→ ACTIVITY
Write down nothing except how many lines in the entries contain "false".

→ GIVEN RECORDS
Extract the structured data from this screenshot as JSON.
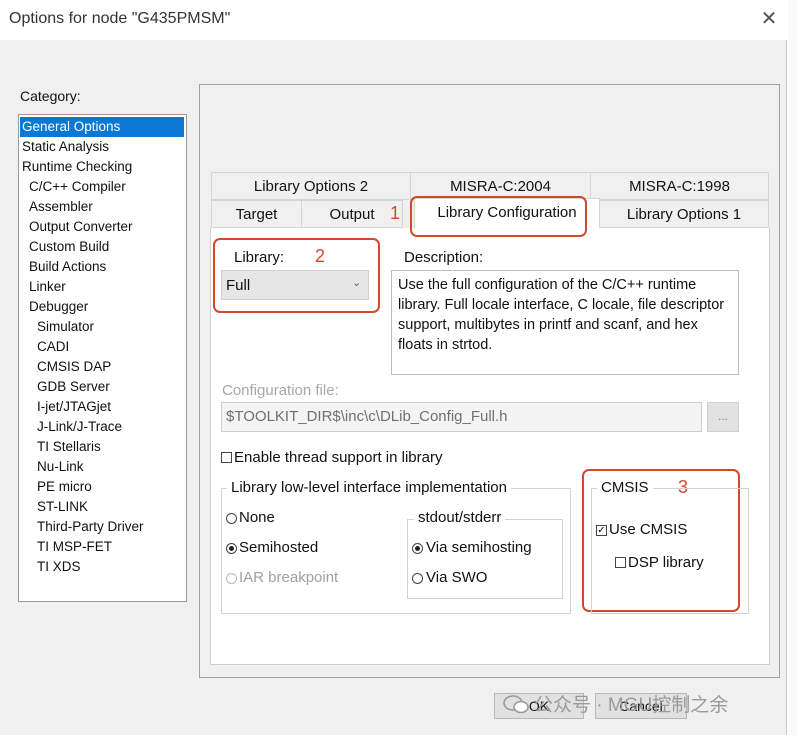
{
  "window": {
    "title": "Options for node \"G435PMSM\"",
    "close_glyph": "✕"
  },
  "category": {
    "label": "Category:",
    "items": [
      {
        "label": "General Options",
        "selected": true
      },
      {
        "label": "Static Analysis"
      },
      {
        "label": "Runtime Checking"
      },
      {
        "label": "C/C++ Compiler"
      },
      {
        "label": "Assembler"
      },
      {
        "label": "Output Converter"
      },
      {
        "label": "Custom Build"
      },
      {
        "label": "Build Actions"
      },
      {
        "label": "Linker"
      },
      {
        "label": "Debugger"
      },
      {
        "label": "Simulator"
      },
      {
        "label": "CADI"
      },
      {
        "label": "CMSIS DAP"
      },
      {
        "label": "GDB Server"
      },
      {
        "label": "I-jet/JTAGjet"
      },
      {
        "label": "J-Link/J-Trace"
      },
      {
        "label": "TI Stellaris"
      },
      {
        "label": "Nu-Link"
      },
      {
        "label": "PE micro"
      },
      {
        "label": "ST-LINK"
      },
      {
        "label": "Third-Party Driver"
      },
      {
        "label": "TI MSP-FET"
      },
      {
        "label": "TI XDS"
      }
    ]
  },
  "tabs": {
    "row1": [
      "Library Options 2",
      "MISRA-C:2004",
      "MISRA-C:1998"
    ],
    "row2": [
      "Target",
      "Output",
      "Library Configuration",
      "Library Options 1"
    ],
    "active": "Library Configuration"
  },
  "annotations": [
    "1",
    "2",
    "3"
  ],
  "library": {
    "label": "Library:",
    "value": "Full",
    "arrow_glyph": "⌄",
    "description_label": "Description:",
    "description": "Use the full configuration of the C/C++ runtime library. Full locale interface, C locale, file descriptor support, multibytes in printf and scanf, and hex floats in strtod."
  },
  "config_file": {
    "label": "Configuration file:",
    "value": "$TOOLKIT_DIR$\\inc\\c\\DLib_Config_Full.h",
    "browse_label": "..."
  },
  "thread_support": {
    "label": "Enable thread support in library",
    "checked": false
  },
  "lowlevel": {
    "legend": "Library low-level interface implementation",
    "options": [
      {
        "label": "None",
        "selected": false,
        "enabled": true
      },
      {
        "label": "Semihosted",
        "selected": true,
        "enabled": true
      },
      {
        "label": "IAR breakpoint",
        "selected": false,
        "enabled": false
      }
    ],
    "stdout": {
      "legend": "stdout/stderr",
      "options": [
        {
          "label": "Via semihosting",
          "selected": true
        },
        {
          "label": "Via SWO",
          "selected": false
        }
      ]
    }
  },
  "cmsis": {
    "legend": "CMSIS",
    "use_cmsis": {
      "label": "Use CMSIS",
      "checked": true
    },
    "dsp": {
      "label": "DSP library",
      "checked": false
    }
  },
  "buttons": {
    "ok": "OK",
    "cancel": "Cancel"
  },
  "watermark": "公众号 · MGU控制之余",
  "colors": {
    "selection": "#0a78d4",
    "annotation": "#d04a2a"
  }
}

→ RESPONSE AREA
6